Records shown:
--
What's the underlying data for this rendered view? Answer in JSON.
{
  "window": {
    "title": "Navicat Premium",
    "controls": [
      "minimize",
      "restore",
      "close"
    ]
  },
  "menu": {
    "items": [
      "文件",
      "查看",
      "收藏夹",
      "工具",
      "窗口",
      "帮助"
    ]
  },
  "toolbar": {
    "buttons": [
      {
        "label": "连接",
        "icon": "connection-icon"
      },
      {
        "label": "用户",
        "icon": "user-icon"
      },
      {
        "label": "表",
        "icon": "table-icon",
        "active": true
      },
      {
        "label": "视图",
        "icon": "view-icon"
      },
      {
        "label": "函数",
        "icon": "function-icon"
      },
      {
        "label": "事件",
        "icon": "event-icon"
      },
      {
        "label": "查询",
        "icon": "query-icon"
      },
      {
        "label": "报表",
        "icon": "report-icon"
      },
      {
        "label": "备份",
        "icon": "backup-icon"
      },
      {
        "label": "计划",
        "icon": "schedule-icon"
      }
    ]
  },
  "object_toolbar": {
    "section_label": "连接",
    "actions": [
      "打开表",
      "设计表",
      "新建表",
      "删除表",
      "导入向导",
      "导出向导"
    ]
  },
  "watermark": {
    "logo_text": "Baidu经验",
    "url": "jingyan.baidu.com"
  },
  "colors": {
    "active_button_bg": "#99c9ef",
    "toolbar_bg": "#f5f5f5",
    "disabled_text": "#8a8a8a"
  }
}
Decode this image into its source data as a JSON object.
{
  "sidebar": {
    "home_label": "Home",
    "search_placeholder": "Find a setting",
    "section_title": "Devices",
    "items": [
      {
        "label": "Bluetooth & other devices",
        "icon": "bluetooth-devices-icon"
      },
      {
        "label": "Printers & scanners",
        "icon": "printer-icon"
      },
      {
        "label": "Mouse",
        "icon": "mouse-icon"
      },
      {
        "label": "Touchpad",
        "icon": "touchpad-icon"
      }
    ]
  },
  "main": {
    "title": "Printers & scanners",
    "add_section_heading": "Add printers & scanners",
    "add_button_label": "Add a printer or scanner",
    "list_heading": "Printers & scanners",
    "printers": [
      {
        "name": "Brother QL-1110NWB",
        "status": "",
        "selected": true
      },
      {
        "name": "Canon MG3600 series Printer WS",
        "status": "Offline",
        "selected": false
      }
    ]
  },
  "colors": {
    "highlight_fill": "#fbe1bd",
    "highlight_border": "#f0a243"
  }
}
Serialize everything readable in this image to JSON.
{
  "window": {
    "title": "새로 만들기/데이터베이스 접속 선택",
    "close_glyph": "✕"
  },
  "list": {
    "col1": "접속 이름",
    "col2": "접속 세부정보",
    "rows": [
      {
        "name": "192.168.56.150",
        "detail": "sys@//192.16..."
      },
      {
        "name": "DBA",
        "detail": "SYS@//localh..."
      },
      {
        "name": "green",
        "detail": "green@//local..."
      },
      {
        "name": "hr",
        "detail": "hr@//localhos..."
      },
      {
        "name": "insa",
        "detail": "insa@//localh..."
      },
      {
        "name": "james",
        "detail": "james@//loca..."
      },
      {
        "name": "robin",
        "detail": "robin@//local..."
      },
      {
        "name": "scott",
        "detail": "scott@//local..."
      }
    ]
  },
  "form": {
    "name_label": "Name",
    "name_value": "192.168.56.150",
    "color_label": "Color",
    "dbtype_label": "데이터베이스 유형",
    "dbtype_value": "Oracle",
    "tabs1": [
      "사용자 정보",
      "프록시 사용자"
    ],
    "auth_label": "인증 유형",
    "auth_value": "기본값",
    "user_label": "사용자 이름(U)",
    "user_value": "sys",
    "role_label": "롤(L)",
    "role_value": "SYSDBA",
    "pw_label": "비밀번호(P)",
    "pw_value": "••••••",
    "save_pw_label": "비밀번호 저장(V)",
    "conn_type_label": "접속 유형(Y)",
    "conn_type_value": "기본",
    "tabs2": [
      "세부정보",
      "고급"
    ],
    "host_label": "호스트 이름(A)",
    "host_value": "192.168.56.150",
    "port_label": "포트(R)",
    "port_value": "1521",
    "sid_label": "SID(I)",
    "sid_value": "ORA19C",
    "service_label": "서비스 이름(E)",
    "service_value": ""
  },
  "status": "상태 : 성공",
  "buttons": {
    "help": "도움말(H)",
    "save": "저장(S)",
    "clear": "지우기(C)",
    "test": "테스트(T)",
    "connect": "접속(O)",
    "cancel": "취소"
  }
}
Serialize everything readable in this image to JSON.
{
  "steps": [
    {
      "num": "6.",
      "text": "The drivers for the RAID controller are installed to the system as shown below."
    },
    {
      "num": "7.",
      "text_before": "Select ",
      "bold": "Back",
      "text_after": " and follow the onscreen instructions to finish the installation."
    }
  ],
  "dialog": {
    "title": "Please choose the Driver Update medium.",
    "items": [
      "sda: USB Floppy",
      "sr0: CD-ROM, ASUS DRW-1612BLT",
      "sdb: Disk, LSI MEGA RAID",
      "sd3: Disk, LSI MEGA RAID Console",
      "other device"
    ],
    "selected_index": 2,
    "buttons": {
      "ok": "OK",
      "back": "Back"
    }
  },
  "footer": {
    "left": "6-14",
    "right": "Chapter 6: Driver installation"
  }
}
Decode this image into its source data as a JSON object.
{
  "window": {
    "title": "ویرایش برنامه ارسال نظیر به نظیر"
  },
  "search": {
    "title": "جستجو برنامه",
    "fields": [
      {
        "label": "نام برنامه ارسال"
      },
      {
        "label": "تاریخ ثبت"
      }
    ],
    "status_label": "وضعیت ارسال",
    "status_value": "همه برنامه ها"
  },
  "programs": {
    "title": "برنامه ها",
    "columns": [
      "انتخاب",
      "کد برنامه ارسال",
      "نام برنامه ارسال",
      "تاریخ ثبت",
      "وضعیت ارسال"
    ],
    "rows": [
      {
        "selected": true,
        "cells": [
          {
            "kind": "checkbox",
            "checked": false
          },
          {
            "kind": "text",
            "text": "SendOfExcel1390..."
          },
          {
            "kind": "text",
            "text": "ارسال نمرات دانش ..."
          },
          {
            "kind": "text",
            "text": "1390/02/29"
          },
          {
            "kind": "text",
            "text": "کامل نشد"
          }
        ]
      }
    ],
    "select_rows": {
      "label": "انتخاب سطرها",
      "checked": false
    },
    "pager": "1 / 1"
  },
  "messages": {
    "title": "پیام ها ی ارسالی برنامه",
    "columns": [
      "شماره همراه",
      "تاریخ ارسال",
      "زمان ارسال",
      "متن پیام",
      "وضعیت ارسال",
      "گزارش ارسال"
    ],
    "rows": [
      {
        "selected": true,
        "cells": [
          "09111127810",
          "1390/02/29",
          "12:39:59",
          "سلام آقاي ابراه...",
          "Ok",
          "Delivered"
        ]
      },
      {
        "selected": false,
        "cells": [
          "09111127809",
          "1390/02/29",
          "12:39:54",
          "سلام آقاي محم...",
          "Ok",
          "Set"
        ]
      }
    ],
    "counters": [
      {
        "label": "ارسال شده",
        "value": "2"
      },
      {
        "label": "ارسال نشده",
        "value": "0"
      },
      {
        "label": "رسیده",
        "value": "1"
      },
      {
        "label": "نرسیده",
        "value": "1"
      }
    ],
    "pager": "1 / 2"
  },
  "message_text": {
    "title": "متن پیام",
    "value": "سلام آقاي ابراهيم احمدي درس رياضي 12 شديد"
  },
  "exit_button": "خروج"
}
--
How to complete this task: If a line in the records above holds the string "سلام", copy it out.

Task result:
          "سلام آقاي ابراه...",
          "سلام آقاي محم...",
    "value": "سلام آقاي ابراهيم احمدي درس رياضي 12 شديد"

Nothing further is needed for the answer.